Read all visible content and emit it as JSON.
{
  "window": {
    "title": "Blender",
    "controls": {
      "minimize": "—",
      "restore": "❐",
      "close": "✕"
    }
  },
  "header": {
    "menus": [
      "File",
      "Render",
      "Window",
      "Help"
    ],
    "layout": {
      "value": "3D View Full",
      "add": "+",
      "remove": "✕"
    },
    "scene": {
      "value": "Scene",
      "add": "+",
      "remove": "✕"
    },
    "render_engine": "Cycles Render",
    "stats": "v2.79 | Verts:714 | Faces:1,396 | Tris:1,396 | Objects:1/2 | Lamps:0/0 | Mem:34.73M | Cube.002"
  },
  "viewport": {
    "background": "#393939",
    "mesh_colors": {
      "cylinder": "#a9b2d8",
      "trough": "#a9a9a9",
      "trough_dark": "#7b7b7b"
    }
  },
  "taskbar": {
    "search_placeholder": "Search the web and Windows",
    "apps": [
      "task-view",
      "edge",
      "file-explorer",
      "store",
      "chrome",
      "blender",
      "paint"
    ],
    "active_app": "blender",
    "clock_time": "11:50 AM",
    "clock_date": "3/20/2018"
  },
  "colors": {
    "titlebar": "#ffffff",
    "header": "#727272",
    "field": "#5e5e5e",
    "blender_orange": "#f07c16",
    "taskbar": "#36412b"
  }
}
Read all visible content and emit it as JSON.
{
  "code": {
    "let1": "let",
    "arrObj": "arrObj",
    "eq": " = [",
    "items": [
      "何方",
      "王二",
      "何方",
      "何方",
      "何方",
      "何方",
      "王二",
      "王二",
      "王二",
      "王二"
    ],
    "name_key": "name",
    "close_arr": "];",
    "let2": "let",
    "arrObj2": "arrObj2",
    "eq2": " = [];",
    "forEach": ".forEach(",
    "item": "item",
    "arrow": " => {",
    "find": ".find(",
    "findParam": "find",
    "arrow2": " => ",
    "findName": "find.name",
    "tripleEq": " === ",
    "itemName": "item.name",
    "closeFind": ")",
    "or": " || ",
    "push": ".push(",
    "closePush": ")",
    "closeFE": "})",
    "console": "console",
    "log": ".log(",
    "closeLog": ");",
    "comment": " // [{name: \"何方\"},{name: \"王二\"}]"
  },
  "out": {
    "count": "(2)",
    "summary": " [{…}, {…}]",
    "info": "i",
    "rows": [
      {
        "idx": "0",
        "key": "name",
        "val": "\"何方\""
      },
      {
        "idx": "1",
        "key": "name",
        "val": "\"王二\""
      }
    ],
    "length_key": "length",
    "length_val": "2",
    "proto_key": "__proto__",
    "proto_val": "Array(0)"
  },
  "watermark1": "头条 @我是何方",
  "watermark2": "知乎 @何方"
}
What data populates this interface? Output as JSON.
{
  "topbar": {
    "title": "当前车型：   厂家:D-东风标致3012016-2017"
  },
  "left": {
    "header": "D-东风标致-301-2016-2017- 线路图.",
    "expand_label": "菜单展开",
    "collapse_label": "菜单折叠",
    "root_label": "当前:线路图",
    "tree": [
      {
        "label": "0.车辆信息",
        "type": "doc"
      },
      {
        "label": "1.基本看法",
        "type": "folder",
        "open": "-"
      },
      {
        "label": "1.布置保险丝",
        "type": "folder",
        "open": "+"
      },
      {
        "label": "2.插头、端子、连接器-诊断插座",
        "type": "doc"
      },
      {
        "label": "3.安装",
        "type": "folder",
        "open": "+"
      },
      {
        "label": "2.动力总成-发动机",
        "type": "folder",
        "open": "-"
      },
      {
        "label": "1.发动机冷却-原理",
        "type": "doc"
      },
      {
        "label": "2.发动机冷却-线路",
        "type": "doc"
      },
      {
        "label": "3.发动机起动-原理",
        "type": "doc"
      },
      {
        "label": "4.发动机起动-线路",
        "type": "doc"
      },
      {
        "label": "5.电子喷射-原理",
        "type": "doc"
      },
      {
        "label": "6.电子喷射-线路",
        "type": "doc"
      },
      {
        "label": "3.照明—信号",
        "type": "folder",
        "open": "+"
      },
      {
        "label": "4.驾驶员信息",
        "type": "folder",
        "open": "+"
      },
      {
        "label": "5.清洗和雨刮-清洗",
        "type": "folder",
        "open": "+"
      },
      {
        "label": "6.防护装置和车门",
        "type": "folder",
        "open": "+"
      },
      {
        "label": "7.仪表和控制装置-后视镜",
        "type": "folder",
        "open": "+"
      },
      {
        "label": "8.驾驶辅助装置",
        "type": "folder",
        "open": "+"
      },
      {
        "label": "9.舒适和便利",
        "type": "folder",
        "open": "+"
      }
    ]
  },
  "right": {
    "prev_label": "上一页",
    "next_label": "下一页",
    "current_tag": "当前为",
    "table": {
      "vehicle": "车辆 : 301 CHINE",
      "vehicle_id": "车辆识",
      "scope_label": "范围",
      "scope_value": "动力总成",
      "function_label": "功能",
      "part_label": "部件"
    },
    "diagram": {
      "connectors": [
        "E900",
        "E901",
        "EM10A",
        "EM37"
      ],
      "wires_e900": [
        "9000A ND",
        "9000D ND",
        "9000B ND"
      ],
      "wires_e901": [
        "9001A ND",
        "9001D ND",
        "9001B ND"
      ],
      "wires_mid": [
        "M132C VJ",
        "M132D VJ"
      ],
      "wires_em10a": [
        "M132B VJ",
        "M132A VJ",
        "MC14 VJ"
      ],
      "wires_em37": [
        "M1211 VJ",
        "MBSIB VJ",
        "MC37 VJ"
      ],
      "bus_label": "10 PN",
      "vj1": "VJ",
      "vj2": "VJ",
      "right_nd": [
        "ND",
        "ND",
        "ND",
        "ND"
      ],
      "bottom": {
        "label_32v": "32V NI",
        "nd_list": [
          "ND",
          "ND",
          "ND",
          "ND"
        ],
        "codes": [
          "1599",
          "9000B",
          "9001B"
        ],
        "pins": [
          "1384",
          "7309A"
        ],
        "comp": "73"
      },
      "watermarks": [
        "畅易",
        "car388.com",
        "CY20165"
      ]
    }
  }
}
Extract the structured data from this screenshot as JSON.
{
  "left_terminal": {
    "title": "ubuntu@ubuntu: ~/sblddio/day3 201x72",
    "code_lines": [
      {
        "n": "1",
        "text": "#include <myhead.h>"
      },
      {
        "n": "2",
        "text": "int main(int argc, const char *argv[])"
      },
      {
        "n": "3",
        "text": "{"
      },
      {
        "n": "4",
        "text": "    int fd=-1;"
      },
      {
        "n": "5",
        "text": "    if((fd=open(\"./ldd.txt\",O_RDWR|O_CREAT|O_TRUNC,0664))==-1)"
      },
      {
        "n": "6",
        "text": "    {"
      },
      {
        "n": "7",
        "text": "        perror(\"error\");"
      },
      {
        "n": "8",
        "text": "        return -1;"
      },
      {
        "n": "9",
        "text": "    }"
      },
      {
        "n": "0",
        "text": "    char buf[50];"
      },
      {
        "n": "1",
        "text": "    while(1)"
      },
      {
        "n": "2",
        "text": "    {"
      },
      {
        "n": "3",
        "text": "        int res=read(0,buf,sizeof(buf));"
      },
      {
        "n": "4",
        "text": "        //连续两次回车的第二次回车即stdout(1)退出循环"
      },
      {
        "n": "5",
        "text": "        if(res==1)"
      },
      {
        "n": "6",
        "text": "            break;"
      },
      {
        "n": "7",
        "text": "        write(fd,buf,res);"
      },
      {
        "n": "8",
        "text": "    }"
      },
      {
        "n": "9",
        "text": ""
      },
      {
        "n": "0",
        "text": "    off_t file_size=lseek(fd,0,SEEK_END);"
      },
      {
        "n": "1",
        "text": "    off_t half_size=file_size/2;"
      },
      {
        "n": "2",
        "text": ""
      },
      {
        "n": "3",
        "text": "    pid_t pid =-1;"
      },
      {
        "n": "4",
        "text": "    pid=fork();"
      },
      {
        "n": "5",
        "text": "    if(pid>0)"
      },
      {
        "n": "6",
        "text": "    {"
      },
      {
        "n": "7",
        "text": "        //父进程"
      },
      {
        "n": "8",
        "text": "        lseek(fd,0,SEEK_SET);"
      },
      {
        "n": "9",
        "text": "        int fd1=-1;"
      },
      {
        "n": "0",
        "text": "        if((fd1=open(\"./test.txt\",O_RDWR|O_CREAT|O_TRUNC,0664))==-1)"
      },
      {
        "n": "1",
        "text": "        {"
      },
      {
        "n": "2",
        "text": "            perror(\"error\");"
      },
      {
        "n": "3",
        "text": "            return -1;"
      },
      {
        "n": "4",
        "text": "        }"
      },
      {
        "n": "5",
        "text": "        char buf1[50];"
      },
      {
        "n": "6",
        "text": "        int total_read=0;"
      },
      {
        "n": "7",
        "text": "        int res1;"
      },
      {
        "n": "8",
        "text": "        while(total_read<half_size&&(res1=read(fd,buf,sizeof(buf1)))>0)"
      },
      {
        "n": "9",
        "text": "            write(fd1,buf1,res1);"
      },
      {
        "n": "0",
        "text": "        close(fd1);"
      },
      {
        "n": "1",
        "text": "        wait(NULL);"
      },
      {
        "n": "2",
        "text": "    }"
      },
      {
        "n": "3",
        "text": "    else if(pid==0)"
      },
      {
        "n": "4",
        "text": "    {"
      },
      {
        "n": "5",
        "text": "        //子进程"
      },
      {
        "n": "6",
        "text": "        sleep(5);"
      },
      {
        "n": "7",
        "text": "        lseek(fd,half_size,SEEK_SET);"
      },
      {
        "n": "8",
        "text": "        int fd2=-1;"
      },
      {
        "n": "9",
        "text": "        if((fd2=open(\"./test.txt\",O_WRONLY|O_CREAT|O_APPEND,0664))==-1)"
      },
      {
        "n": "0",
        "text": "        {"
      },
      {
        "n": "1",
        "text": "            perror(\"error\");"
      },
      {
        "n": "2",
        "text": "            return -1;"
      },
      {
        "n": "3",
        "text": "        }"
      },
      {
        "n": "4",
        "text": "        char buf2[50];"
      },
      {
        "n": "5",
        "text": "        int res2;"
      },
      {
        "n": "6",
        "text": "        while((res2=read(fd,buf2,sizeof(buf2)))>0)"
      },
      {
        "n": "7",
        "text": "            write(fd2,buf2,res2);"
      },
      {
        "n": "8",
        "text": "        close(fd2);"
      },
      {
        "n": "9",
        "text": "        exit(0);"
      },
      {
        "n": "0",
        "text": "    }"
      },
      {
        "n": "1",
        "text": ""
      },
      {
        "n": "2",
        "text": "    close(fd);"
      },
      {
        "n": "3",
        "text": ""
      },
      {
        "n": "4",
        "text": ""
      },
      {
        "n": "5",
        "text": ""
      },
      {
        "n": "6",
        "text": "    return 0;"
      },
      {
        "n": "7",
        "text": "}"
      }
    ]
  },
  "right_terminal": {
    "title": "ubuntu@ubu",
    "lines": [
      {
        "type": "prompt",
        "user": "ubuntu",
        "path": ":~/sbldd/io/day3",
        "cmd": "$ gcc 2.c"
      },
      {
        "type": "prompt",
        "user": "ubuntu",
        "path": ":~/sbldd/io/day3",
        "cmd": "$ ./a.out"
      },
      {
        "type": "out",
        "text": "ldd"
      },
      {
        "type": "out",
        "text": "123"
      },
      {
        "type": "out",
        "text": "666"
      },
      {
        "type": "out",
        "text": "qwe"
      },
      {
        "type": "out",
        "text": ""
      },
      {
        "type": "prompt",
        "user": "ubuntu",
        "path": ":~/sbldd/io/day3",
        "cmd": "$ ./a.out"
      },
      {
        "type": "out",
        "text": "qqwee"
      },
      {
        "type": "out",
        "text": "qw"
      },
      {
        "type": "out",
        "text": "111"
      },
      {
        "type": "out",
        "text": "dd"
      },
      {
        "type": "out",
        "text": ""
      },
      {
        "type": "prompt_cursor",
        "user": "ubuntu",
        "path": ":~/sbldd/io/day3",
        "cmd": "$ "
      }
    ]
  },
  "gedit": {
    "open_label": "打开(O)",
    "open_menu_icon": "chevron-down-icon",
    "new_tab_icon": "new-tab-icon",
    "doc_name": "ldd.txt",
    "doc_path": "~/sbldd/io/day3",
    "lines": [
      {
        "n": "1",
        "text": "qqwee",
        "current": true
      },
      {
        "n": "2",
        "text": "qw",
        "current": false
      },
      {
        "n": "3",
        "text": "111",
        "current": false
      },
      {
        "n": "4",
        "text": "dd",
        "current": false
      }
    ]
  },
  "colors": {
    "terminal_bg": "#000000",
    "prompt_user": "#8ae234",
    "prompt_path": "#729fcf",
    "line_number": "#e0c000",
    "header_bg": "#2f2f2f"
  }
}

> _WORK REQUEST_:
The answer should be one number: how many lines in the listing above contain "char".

> _ANSWER TO THIS EXERCISE_:
4